On the one hand, distinct laboratory tools made of forest glass were found, such as cucurbites (distillation flasks) in various sizes up to about 6 litres and associated distillation helmets, also called alembics, as well as crucibles made of fired clay. Retorts were made of forest glass and stoneware. An analysis of the fractured surfaces of the glasses came to the conclusion that the devices had cracked during operation and had ended up in the pit as laboratory waste. Furthermore, the pit contained household utensils that suggest a repurposing in the laboratory: a salad bowl that could be used as a sand bath, a cut-through crockery pot as a muffle, jugs, drinking glasses and a pickling jar (“sugar glass”) for storing substances.

From the residues in the flasks, retorts and crucibles, it was possible to reconstruct which substances were processed or produced in them. Apart from sulphuric and nitric acid, these were mainly antimony compounds, which had been fashionable medicines since Paracelsus. This makes the Wittenberg alchemy collection one of the most scientifically significant of its kind in Central Europe.
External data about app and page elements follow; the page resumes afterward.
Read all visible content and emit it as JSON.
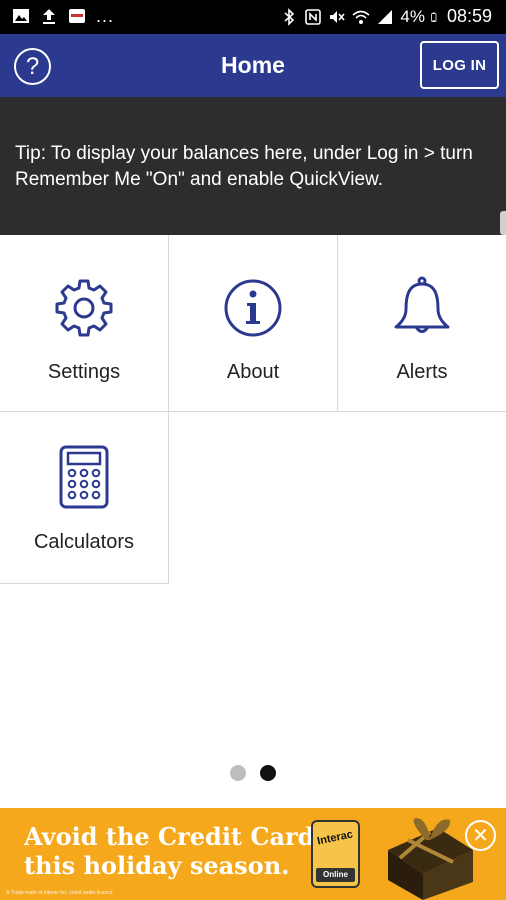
{
  "status_bar": {
    "notifications": [
      "image-icon",
      "upload-icon",
      "app-icon"
    ],
    "more_indicator": "...",
    "battery_percent": "4%",
    "time": "08:59",
    "icons": [
      "bluetooth-icon",
      "nfc-icon",
      "mute-icon",
      "wifi-icon",
      "signal-icon",
      "battery-icon"
    ]
  },
  "app_bar": {
    "title": "Home",
    "help_symbol": "?",
    "login_label": "LOG IN",
    "color": "#2b3a8f"
  },
  "tip": {
    "text": "Tip: To display your balances here, under Log in > turn Remember Me \"On\" and enable QuickView."
  },
  "tiles": [
    {
      "label": "Settings",
      "icon": "gear-icon"
    },
    {
      "label": "About",
      "icon": "info-icon"
    },
    {
      "label": "Alerts",
      "icon": "bell-icon"
    },
    {
      "label": "Calculators",
      "icon": "calculator-icon"
    }
  ],
  "page_indicator": {
    "total": 2,
    "current": 2
  },
  "ad": {
    "line1": "Avoid the Credit Card",
    "line2": "this holiday season.",
    "badge_top": "Interac",
    "badge_bottom": "Online",
    "fine_print": "® Trade-mark of Interac Inc. Used under licence.",
    "color": "#f5a81c"
  }
}
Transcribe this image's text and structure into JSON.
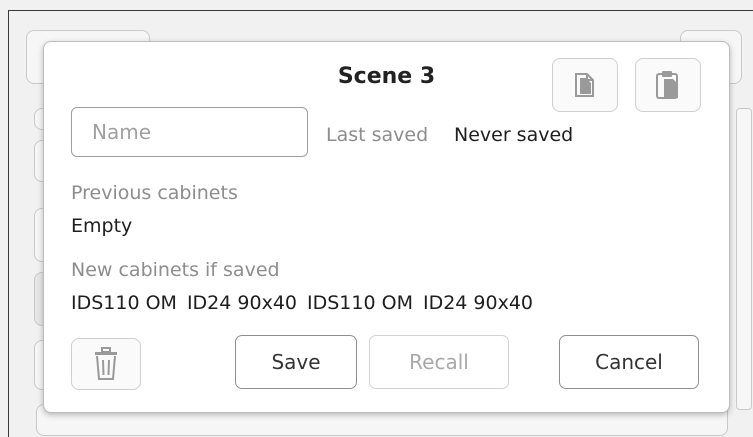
{
  "dialog": {
    "title": "Scene 3",
    "name_placeholder": "Name",
    "name_value": "",
    "last_saved_label": "Last saved",
    "last_saved_value": "Never saved",
    "previous_cabinets_label": "Previous cabinets",
    "previous_cabinets_value": "Empty",
    "new_cabinets_label": "New cabinets if saved",
    "new_cabinets": [
      "IDS110 OM",
      "ID24 90x40",
      "IDS110 OM",
      "ID24 90x40"
    ],
    "buttons": {
      "save": "Save",
      "recall": "Recall",
      "cancel": "Cancel"
    },
    "icons": {
      "copy": "copy-icon",
      "paste": "paste-icon",
      "delete": "trash-icon"
    }
  }
}
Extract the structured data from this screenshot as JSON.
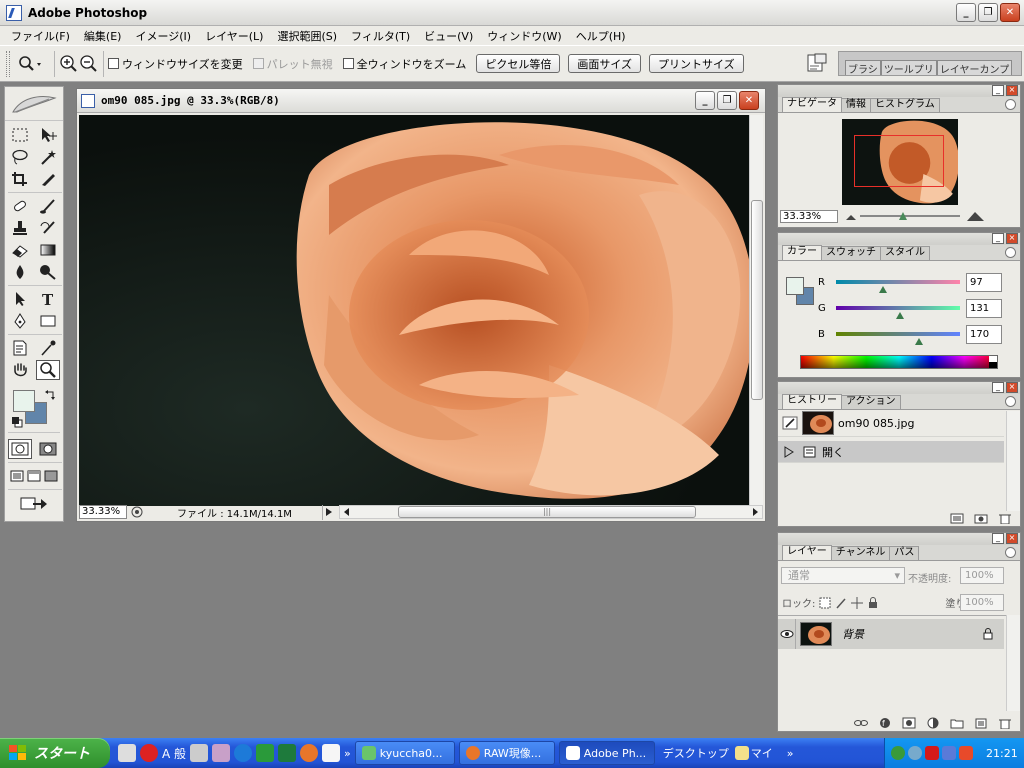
{
  "app": {
    "title": "Adobe Photoshop",
    "window_buttons": {
      "minimize": "_",
      "restore": "❐",
      "close": "✕"
    }
  },
  "menubar": {
    "items": [
      "ファイル(F)",
      "編集(E)",
      "イメージ(I)",
      "レイヤー(L)",
      "選択範囲(S)",
      "フィルタ(T)",
      "ビュー(V)",
      "ウィンドウ(W)",
      "ヘルプ(H)"
    ]
  },
  "options": {
    "resize_windows": "ウィンドウサイズを変更",
    "ignore_palettes": "パレット無視",
    "zoom_all": "全ウィンドウをズーム",
    "actual_pixels": "ピクセル等倍",
    "fit_on_screen": "画面サイズ",
    "print_size": "プリントサイズ",
    "well_tabs": [
      "ブラシ",
      "ツールプリ",
      "レイヤーカンプ"
    ]
  },
  "document": {
    "title": "om90 085.jpg @ 33.3%(RGB/8)",
    "zoom": "33.33%",
    "file_info": "ファイル : 14.1M/14.1M"
  },
  "navigator": {
    "tabs": [
      "ナビゲータ",
      "情報",
      "ヒストグラム"
    ],
    "zoom": "33.33%",
    "zoom_level": 0.43
  },
  "color": {
    "tabs": [
      "カラー",
      "スウォッチ",
      "スタイル"
    ],
    "r_label": "R",
    "g_label": "G",
    "b_label": "B",
    "r": 97,
    "g": 131,
    "b": 170,
    "r_text": "97",
    "g_text": "131",
    "b_text": "170",
    "foreground": "#e8f3ec",
    "background": "#6185aa"
  },
  "history": {
    "tabs": [
      "ヒストリー",
      "アクション"
    ],
    "snapshot": "om90 085.jpg",
    "steps": [
      "開く"
    ]
  },
  "layers": {
    "tabs": [
      "レイヤー",
      "チャンネル",
      "パス"
    ],
    "blend_mode": "通常",
    "opacity_label": "不透明度:",
    "opacity": "100%",
    "lock_label": "ロック:",
    "fill_label": "塗り:",
    "fill": "100%",
    "layer_name": "背景"
  },
  "taskbar": {
    "start": "スタート",
    "ime": "A 般",
    "buttons": [
      "kyuccha0...",
      "RAW現像...",
      "Adobe Ph..."
    ],
    "desktop": "デスクトップ",
    "mydoc": "マイ",
    "clock": "21:21"
  }
}
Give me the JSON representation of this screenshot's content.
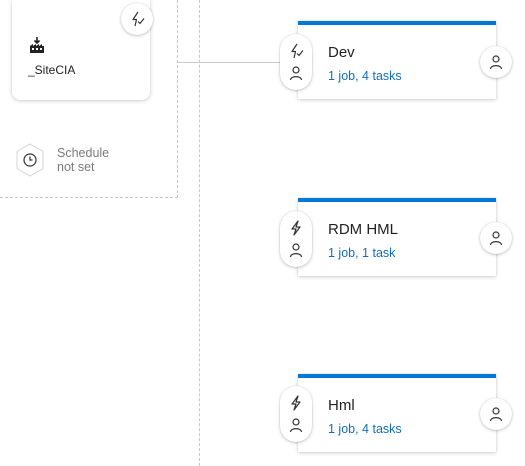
{
  "artifact": {
    "name": "_SiteCIA",
    "icon": "build-artifact-icon",
    "trigger_icon": "continuous-deployment-trigger-icon"
  },
  "schedule": {
    "icon": "clock-icon",
    "line1": "Schedule",
    "line2": "not set"
  },
  "stages": [
    {
      "name": "Dev",
      "jobs": "1 job, 4 tasks",
      "pre_trigger_icon": "trigger-enabled-icon",
      "approver_icon": "person-icon",
      "post_icon": "person-icon"
    },
    {
      "name": "RDM HML",
      "jobs": "1 job, 1 task",
      "pre_trigger_icon": "lightning-icon",
      "approver_icon": "person-icon",
      "post_icon": "person-icon"
    },
    {
      "name": "Hml",
      "jobs": "1 job, 4 tasks",
      "pre_trigger_icon": "lightning-icon",
      "approver_icon": "person-icon",
      "post_icon": "person-icon"
    }
  ],
  "colors": {
    "accent": "#0078d4",
    "link": "#106ebe",
    "muted": "#7a7a7a"
  }
}
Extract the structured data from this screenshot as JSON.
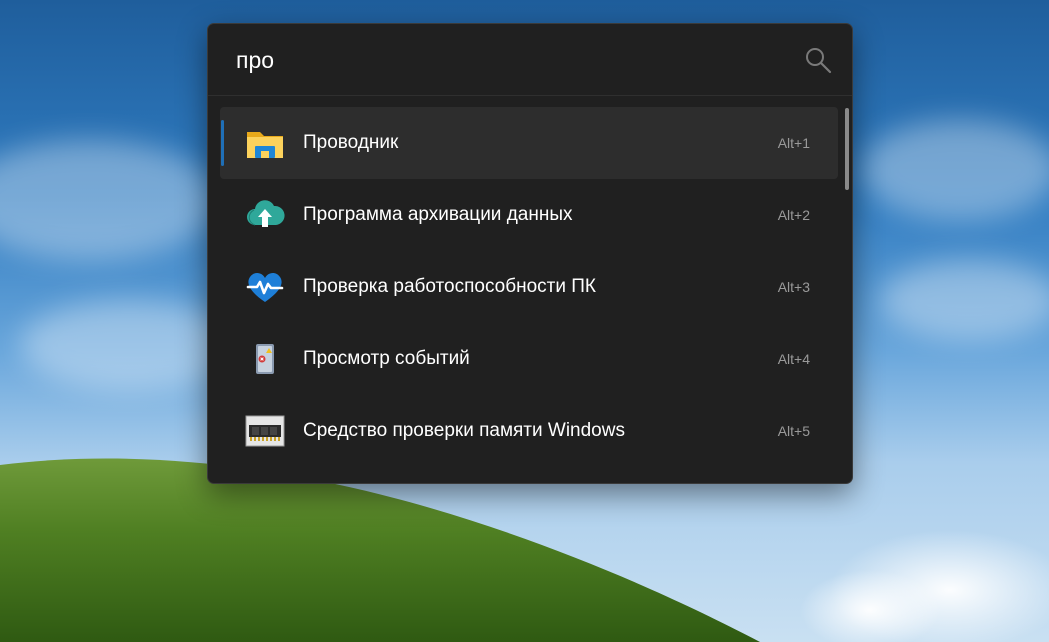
{
  "search": {
    "query": "про",
    "icon": "search-icon"
  },
  "results": [
    {
      "label": "Проводник",
      "shortcut": "Alt+1",
      "icon": "file-explorer-folder-icon",
      "selected": true
    },
    {
      "label": "Программа архивации данных",
      "shortcut": "Alt+2",
      "icon": "cloud-upload-backup-icon",
      "selected": false
    },
    {
      "label": "Проверка работоспособности ПК",
      "shortcut": "Alt+3",
      "icon": "heart-pulse-health-icon",
      "selected": false
    },
    {
      "label": "Просмотр событий",
      "shortcut": "Alt+4",
      "icon": "event-viewer-icon",
      "selected": false
    },
    {
      "label": "Средство проверки памяти Windows",
      "shortcut": "Alt+5",
      "icon": "memory-chip-icon",
      "selected": false
    }
  ],
  "colors": {
    "panel_background": "#202020",
    "selected_row": "#2d2d2d",
    "accent": "#1f6fb7",
    "shortcut_text": "#9a9a9a"
  }
}
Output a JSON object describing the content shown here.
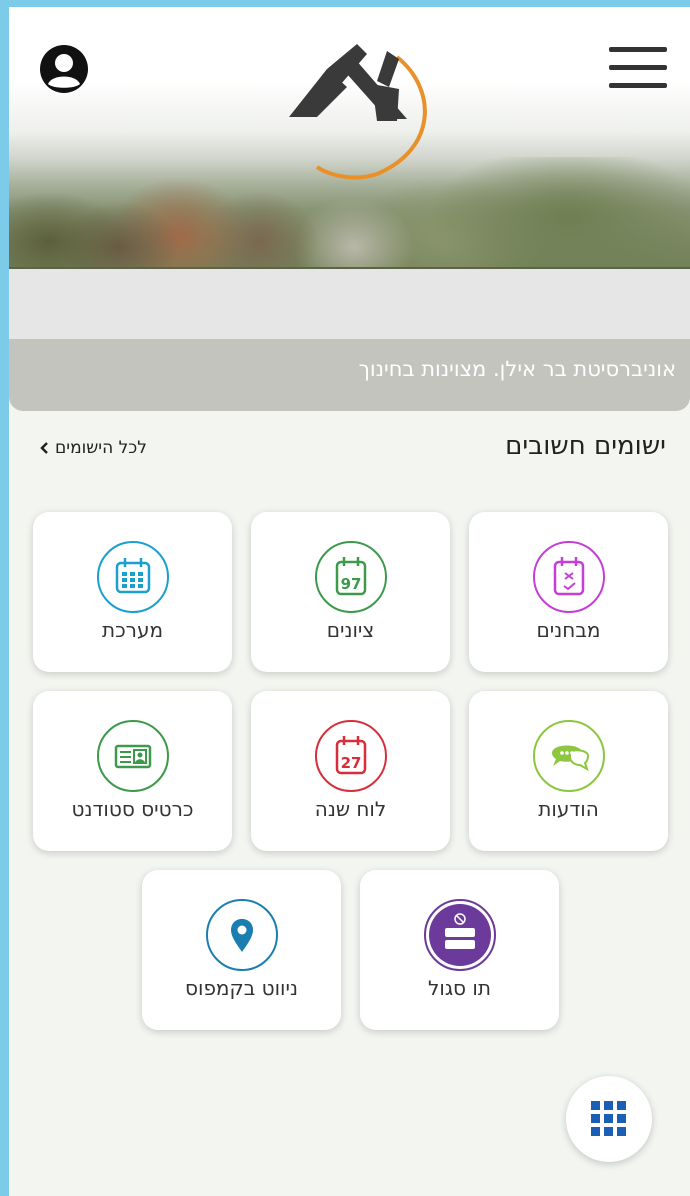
{
  "header": {
    "slogan": "אוניברסיטת בר אילן. מצוינות בחינוך"
  },
  "section": {
    "title": "ישומים חשובים",
    "all_link": "לכל הישומים"
  },
  "apps": [
    {
      "label": "מבחנים",
      "icon": "exam-icon",
      "color": "#c33fd6"
    },
    {
      "label": "ציונים",
      "icon": "grades-icon",
      "color": "#3d9a4a",
      "value": "97"
    },
    {
      "label": "מערכת",
      "icon": "schedule-icon",
      "color": "#1a9fcf"
    },
    {
      "label": "הודעות",
      "icon": "messages-icon",
      "color": "#8dc63f"
    },
    {
      "label": "לוח שנה",
      "icon": "calendar-icon",
      "color": "#d62f3a",
      "value": "27"
    },
    {
      "label": "כרטיס סטודנט",
      "icon": "student-card-icon",
      "color": "#3d9a4a"
    },
    {
      "label": "תו סגול",
      "icon": "purple-badge-icon",
      "color": "#6b3a9a"
    },
    {
      "label": "ניווט בקמפוס",
      "icon": "location-pin-icon",
      "color": "#1a7fb0"
    }
  ],
  "brand": {
    "accent": "#e8912a",
    "logo_color": "#333333"
  }
}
From the Wittenberg discovery, the display case in the Faust Museum contains a large distillation flask (so-called cucurbit) of about 5 litres capacity, a distillation helmet with a long, broken beak that roughly matches it, a retort fragment deformed by heat and a triangular melting crucible. Next to the flask lies the tip, which had been blown off the freshly produced cucurbite to best fit the opening to that of the helmet. To blast it off, one usually used a heated wire that was then wrapped around the neck of the flask at the intended place.

Background info:

The exhibit pieces cucurbit and helmet together form a distillation apparatus whose flask was heated to temperatures of a few 100 degrees at most. The cucurbit was heated from below and the vapours of the substances it contained rose up inside it to the helmet. There they cooled down and the distilled liquid condensed on the dome of the helmet. It flowed downwards into an internal channel and from there outwards via the beak, usually into a container called a condenser: a flask, a bottle or even a jug. The residues in some of the flasks suggest that nitric acid was produced with it. However, such an apparatus was also used to distil wine or produce medicines.

Retorts were used to distil high-boiling substances such as concentrated sulphuric acid. It is produced by heating roasted iron vitriol to temperatures of 700 to 800 °C and boils at over 300 °C. Due to the high temperature in the range of the softening temperature of the forest glass, the retort was visibly melted.

Skip to content